Discovery Group has had enough, and seems to be washing its hands of TESSCO technologies (TESS). After TESS reported record revenue for fiscal year 2011 and a solid 4th quarter on April 27, 2011, Discovery Group has been aggressively selling off its position.
On April 27, 2011 Discovery had owned about 14% of TESS, or 1.04 million shares. Since April 28, the company has sold about 190,000 shares, and has over 800,000 shares left. It's safe to say that whenever the stock has a run up, Discovery will take that as an opportunity to sell more shares. This greatly affects the share price as TESS is a small cap with a market cap of under $100 million. Although in my opinion TESS is a great long term value buy, the stock will probably stay confined to the $10.5 to $13.5 range for most of this year, at least until Discovery unloads a big portion of its holdings. I've taken advantage of Discovery's selloff to nab some extra shares myself.

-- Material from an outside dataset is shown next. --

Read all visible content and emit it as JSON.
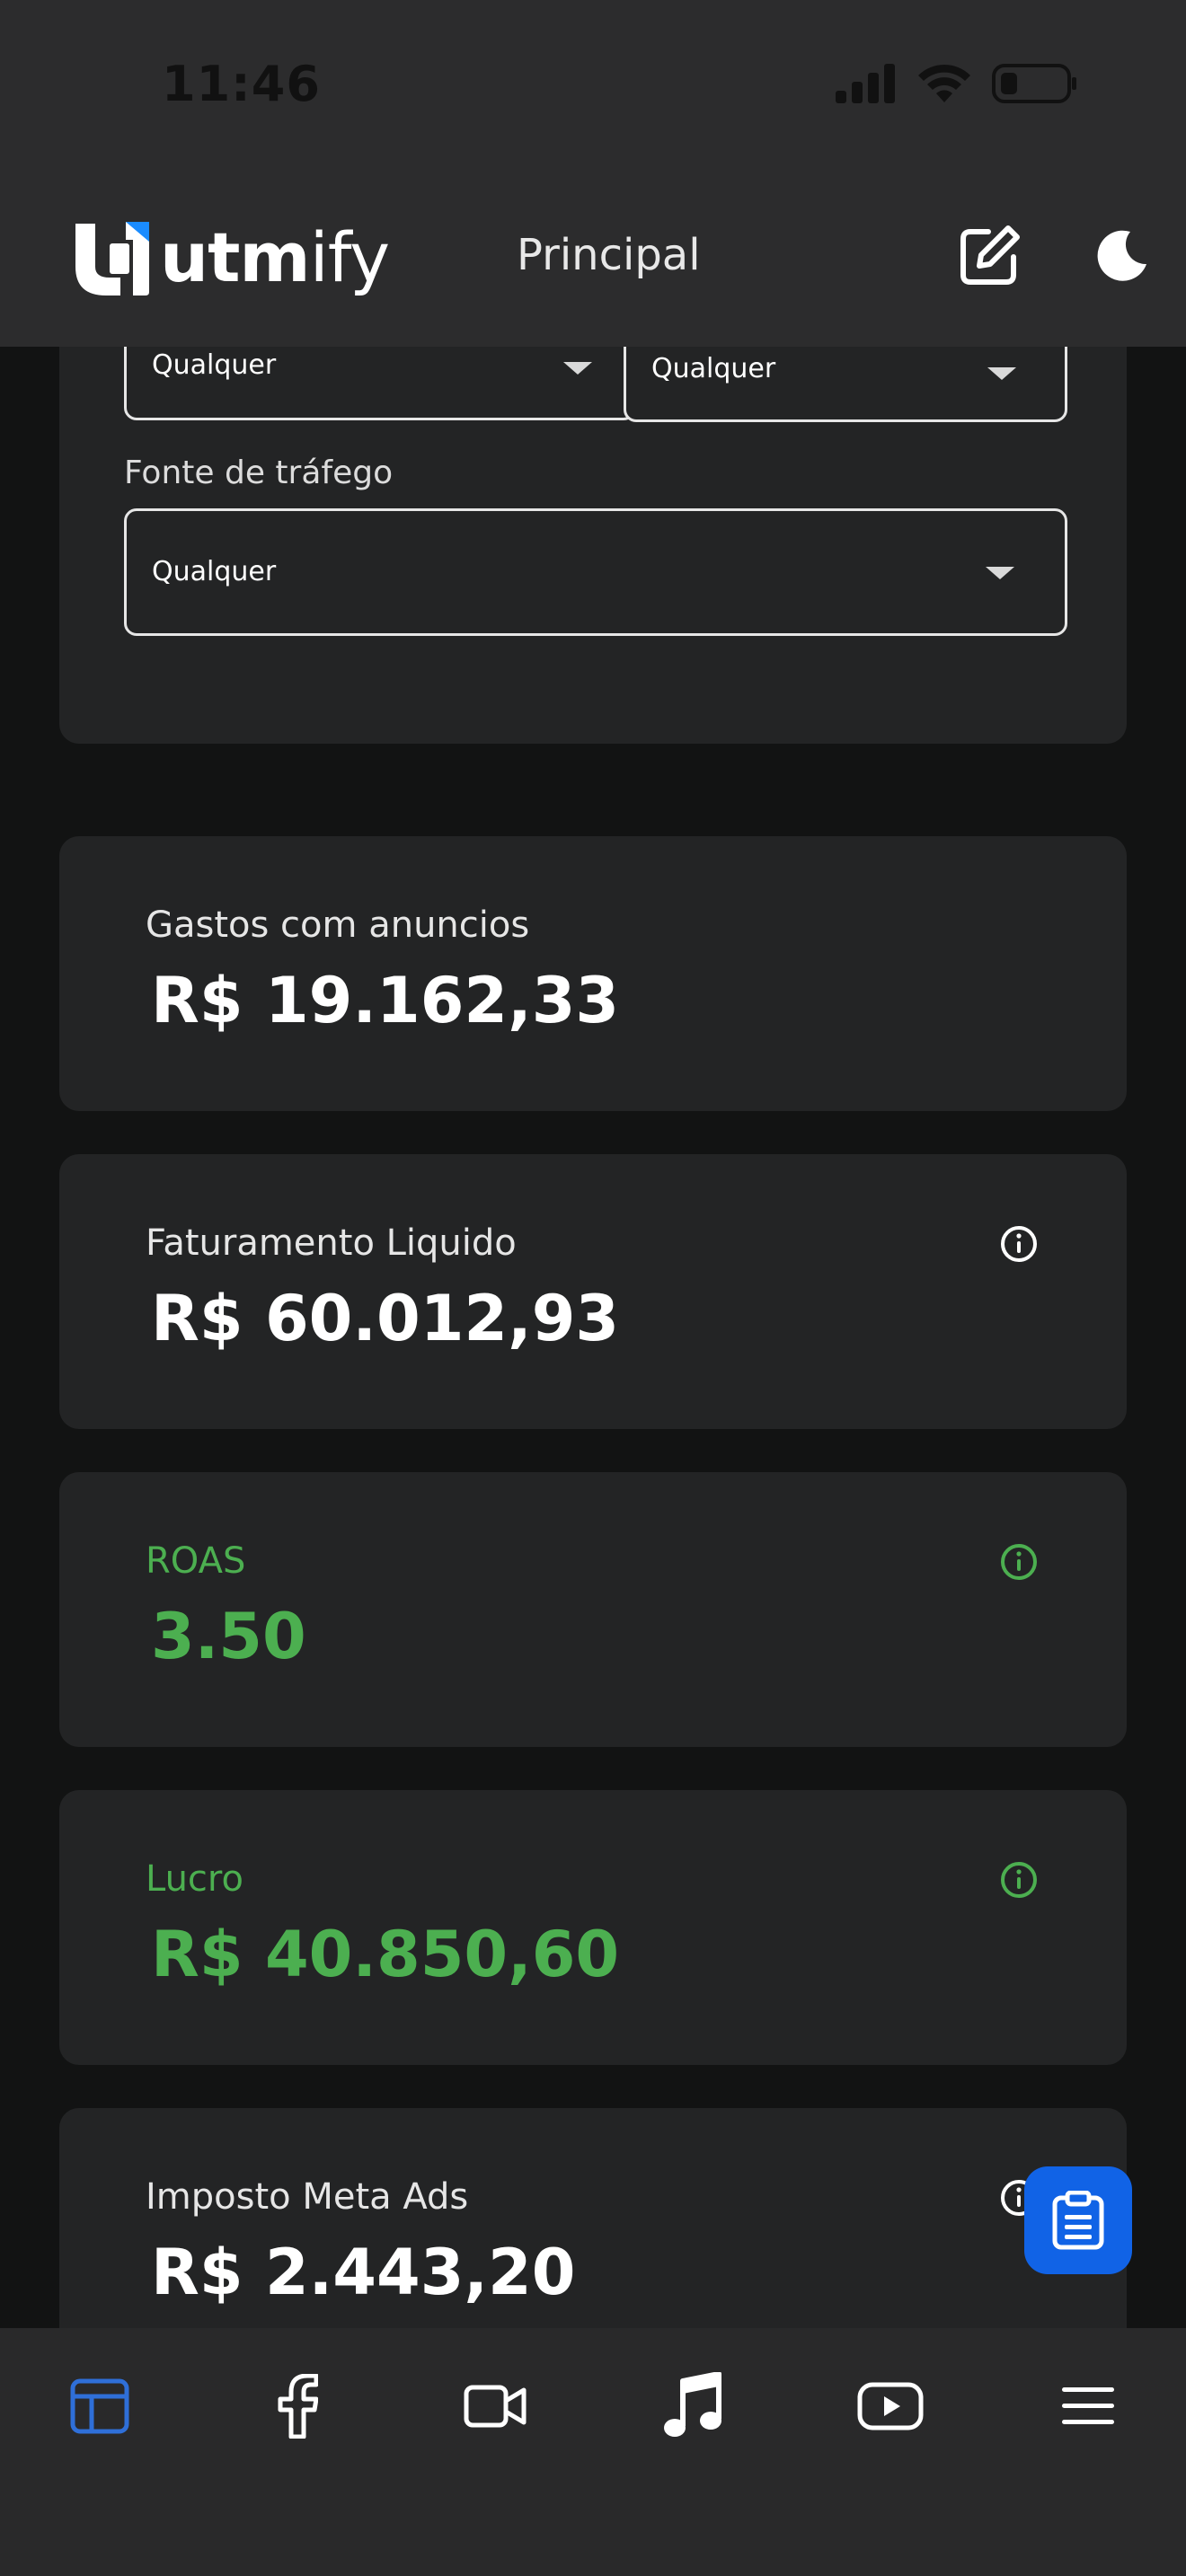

Effective since February 11, 2008, TESS issued a shareholder rights plan that allowed current shareholders to buy a certain amount of stock at half price if anyone tries to obtain 20% of the business. Discovery had been trying to acquire the company or get it acquired, but this "poison pill" plan makes it much more expensive to do so.
Last year, Discovery said that if TESS changed hands, its shares could be worth between $30-$36 (Note that was before TESSCO's 3 to 2 stock split, so that would be equivalent to $20-$24 a share today).
Discovery published a report in April 2010 that explained all the problems it sees with TESSCO and says the company is very undervalued. During that time TESSCO's market cap was over $100 million. Now its market cap is only about $85 million so it's even more undervalued now. To summarize the report:
- Management being overpaid in salary and stock compensation and consistent insider selling.
- Mr. Barnhill hired his wife and son for executive positions, which is bad business practice.
- A weak board that fails to punish management for inferior performance. In 2005 Mr. Barnhill had a plan to double earnings every year. The 2005 earnings was $0.92 per share and 2009 was $1.26 per share.
- Continual rebuffs of potential suitors.
However, TESSCO may not be as bad as Discovery makes it out to be.
- Discovery mentioned quotes from RiskMetrics Group regarding how a company's board should conduct itself and how TESS isn't following those guidelines. However, the RiskMetrics Governance Risk Indicator for TESS on Yahoo finance says as of May 1, 2011, TESS only has a medium risk related to employee compensation, board, and shareholder rights. This means RiskMetrics concluded that the company's governance structure isn't out of line, otherwise the risk would be labeled "high" for at least one of these three measures.
- Reading TESSCO employee reviews on Glassdoor.com here, it seems to be a well run organization. Great training, the CEO seems well liked, a cult-like environment, and fierce pressure to perform.
- Mr. Barnhill owns 1.8 million shares, or 24% of the company worth over $20 million. So he's much more interested in a higher share price than quibbling over a high salary.
TESS has an advantage over its competitors as it's bigger than most of them, except for Brightpoint (CELL). This gives it an economy of scale advantage and less risk because of so many customer relationships. I go into more detail about TESSCO's advantages and expected earnings growth in my previous article here.
Bottom line, one can look at the Discovery selloff as a positive or a negative. The negative is that they don't see much hope for big growth from TESSCO and they might be right.
Some positives aspects include:
- The selloff makes TESS shares artificially cheaper, so one can grab some more.
- Discovery is "voting with their feet" and might help to light a fire under Mr. Barnhill to make his company succeed and prove his detractors wrong.
Disclosure: I am long TESS.